START AVAILABLE RECORDS

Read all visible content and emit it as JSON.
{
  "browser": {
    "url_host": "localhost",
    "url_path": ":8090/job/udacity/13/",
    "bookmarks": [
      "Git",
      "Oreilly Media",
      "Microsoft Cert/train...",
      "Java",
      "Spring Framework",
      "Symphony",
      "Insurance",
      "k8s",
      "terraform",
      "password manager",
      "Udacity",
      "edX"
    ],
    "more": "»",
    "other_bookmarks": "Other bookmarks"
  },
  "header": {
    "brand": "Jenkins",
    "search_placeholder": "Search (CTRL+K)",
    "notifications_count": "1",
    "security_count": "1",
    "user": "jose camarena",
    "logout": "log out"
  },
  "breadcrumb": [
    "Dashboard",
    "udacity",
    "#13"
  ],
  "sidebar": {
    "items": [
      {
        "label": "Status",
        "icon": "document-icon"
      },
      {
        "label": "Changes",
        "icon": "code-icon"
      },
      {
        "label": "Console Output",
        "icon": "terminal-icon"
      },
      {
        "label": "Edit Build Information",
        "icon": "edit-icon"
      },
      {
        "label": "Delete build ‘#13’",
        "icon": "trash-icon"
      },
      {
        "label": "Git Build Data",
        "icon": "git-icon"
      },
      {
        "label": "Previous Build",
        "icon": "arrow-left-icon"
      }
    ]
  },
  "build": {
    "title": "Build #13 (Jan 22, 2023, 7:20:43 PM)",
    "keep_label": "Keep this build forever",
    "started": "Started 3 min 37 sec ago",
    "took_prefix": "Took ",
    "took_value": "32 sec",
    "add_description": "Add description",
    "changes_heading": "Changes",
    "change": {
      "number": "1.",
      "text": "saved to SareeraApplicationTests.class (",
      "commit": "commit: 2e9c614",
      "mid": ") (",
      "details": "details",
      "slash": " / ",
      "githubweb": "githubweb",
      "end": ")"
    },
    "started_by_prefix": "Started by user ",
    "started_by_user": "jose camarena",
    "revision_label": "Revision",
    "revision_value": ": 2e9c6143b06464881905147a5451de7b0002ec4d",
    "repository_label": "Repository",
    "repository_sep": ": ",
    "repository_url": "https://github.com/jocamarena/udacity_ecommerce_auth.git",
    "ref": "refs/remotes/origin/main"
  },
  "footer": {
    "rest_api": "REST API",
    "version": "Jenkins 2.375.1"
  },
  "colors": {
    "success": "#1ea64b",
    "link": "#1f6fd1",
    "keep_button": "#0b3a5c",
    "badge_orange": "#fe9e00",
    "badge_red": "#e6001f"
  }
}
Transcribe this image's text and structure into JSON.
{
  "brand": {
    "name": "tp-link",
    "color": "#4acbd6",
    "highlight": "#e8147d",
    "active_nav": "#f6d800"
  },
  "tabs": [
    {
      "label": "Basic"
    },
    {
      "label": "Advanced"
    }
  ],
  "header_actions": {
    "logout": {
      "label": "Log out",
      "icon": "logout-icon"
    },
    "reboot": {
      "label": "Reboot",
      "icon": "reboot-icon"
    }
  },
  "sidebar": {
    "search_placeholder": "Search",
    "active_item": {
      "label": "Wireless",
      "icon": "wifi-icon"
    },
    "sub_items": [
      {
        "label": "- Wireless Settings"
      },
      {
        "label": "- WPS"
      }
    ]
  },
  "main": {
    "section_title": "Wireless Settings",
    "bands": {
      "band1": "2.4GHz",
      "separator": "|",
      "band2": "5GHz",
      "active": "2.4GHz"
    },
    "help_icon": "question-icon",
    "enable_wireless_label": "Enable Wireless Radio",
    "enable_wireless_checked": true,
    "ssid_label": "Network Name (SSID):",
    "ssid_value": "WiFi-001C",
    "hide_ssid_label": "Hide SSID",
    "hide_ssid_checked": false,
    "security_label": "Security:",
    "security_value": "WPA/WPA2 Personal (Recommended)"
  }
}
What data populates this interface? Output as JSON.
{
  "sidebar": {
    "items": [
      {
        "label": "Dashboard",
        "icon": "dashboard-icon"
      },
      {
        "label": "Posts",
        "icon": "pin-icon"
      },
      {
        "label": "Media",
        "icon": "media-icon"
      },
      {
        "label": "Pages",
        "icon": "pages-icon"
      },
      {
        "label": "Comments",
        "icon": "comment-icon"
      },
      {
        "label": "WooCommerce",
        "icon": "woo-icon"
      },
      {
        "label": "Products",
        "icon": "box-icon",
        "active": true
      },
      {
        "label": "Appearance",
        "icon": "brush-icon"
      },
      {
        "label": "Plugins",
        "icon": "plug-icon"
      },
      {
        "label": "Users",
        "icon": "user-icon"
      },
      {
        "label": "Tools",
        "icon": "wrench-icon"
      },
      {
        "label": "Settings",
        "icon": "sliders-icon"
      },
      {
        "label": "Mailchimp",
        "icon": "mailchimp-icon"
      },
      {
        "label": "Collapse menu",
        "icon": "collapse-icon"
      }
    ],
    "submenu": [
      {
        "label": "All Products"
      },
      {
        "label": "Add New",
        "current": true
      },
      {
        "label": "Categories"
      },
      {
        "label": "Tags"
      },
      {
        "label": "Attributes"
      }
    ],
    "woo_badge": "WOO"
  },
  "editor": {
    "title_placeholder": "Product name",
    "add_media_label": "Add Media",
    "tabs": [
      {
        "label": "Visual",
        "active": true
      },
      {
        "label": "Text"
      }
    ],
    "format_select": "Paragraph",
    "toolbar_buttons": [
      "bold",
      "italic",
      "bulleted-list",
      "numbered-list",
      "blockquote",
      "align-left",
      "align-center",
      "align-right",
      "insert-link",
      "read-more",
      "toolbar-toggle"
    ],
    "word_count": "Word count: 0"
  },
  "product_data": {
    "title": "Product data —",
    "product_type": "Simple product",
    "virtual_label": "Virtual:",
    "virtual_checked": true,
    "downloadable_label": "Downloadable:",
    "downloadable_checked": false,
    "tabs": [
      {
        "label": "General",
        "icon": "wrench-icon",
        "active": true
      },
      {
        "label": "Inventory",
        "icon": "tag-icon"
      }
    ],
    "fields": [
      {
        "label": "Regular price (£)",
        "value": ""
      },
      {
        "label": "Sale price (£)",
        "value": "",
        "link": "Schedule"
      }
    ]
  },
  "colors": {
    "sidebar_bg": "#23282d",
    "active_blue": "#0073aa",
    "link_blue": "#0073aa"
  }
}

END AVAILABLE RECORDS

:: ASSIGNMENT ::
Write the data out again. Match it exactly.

:: ANSWER BELOW ::
Read all visible content and emit it as JSON.
{
  "browser": {
    "url_host": "localhost",
    "url_path": ":8090/job/udacity/13/",
    "bookmarks": [
      "Git",
      "Oreilly Media",
      "Microsoft Cert/train...",
      "Java",
      "Spring Framework",
      "Symphony",
      "Insurance",
      "k8s",
      "terraform",
      "password manager",
      "Udacity",
      "edX"
    ],
    "more": "»",
    "other_bookmarks": "Other bookmarks"
  },
  "header": {
    "brand": "Jenkins",
    "search_placeholder": "Search (CTRL+K)",
    "notifications_count": "1",
    "security_count": "1",
    "user": "jose camarena",
    "logout": "log out"
  },
  "breadcrumb": [
    "Dashboard",
    "udacity",
    "#13"
  ],
  "sidebar": {
    "items": [
      {
        "label": "Status",
        "icon": "document-icon"
      },
      {
        "label": "Changes",
        "icon": "code-icon"
      },
      {
        "label": "Console Output",
        "icon": "terminal-icon"
      },
      {
        "label": "Edit Build Information",
        "icon": "edit-icon"
      },
      {
        "label": "Delete build ‘#13’",
        "icon": "trash-icon"
      },
      {
        "label": "Git Build Data",
        "icon": "git-icon"
      },
      {
        "label": "Previous Build",
        "icon": "arrow-left-icon"
      }
    ]
  },
  "build": {
    "title": "Build #13 (Jan 22, 2023, 7:20:43 PM)",
    "keep_label": "Keep this build forever",
    "started": "Started 3 min 37 sec ago",
    "took_prefix": "Took ",
    "took_value": "32 sec",
    "add_description": "Add description",
    "changes_heading": "Changes",
    "change": {
      "number": "1.",
      "text": "saved to SareeraApplicationTests.class (",
      "commit": "commit: 2e9c614",
      "mid": ") (",
      "details": "details",
      "slash": " / ",
      "githubweb": "githubweb",
      "end": ")"
    },
    "started_by_prefix": "Started by user ",
    "started_by_user": "jose camarena",
    "revision_label": "Revision",
    "revision_value": ": 2e9c6143b06464881905147a5451de7b0002ec4d",
    "repository_label": "Repository",
    "repository_sep": ": ",
    "repository_url": "https://github.com/jocamarena/udacity_ecommerce_auth.git",
    "ref": "refs/remotes/origin/main"
  },
  "footer": {
    "rest_api": "REST API",
    "version": "Jenkins 2.375.1"
  },
  "colors": {
    "success": "#1ea64b",
    "link": "#1f6fd1",
    "keep_button": "#0b3a5c",
    "badge_orange": "#fe9e00",
    "badge_red": "#e6001f"
  }
}
Transcribe this image's text and structure into JSON.
{
  "brand": {
    "name": "tp-link",
    "color": "#4acbd6",
    "highlight": "#e8147d",
    "active_nav": "#f6d800"
  },
  "tabs": [
    {
      "label": "Basic"
    },
    {
      "label": "Advanced"
    }
  ],
  "header_actions": {
    "logout": {
      "label": "Log out",
      "icon": "logout-icon"
    },
    "reboot": {
      "label": "Reboot",
      "icon": "reboot-icon"
    }
  },
  "sidebar": {
    "search_placeholder": "Search",
    "active_item": {
      "label": "Wireless",
      "icon": "wifi-icon"
    },
    "sub_items": [
      {
        "label": "- Wireless Settings"
      },
      {
        "label": "- WPS"
      }
    ]
  },
  "main": {
    "section_title": "Wireless Settings",
    "bands": {
      "band1": "2.4GHz",
      "separator": "|",
      "band2": "5GHz",
      "active": "2.4GHz"
    },
    "help_icon": "question-icon",
    "enable_wireless_label": "Enable Wireless Radio",
    "enable_wireless_checked": true,
    "ssid_label": "Network Name (SSID):",
    "ssid_value": "WiFi-001C",
    "hide_ssid_label": "Hide SSID",
    "hide_ssid_checked": false,
    "security_label": "Security:",
    "security_value": "WPA/WPA2 Personal (Recommended)"
  }
}
What data populates this interface? Output as JSON.
{
  "sidebar": {
    "items": [
      {
        "label": "Dashboard",
        "icon": "dashboard-icon"
      },
      {
        "label": "Posts",
        "icon": "pin-icon"
      },
      {
        "label": "Media",
        "icon": "media-icon"
      },
      {
        "label": "Pages",
        "icon": "pages-icon"
      },
      {
        "label": "Comments",
        "icon": "comment-icon"
      },
      {
        "label": "WooCommerce",
        "icon": "woo-icon"
      },
      {
        "label": "Products",
        "icon": "box-icon",
        "active": true
      },
      {
        "label": "Appearance",
        "icon": "brush-icon"
      },
      {
        "label": "Plugins",
        "icon": "plug-icon"
      },
      {
        "label": "Users",
        "icon": "user-icon"
      },
      {
        "label": "Tools",
        "icon": "wrench-icon"
      },
      {
        "label": "Settings",
        "icon": "sliders-icon"
      },
      {
        "label": "Mailchimp",
        "icon": "mailchimp-icon"
      },
      {
        "label": "Collapse menu",
        "icon": "collapse-icon"
      }
    ],
    "submenu": [
      {
        "label": "All Products"
      },
      {
        "label": "Add New",
        "current": true
      },
      {
        "label": "Categories"
      },
      {
        "label": "Tags"
      },
      {
        "label": "Attributes"
      }
    ],
    "woo_badge": "WOO"
  },
  "editor": {
    "title_placeholder": "Product name",
    "add_media_label": "Add Media",
    "tabs": [
      {
        "label": "Visual",
        "active": true
      },
      {
        "label": "Text"
      }
    ],
    "format_select": "Paragraph",
    "toolbar_buttons": [
      "bold",
      "italic",
      "bulleted-list",
      "numbered-list",
      "blockquote",
      "align-left",
      "align-center",
      "align-right",
      "insert-link",
      "read-more",
      "toolbar-toggle"
    ],
    "word_count": "Word count: 0"
  },
  "product_data": {
    "title": "Product data —",
    "product_type": "Simple product",
    "virtual_label": "Virtual:",
    "virtual_checked": true,
    "downloadable_label": "Downloadable:",
    "downloadable_checked": false,
    "tabs": [
      {
        "label": "General",
        "icon": "wrench-icon",
        "active": true
      },
      {
        "label": "Inventory",
        "icon": "tag-icon"
      }
    ],
    "fields": [
      {
        "label": "Regular price (£)",
        "value": ""
      },
      {
        "label": "Sale price (£)",
        "value": "",
        "link": "Schedule"
      }
    ]
  },
  "colors": {
    "sidebar_bg": "#23282d",
    "active_blue": "#0073aa",
    "link_blue": "#0073aa"
  }
}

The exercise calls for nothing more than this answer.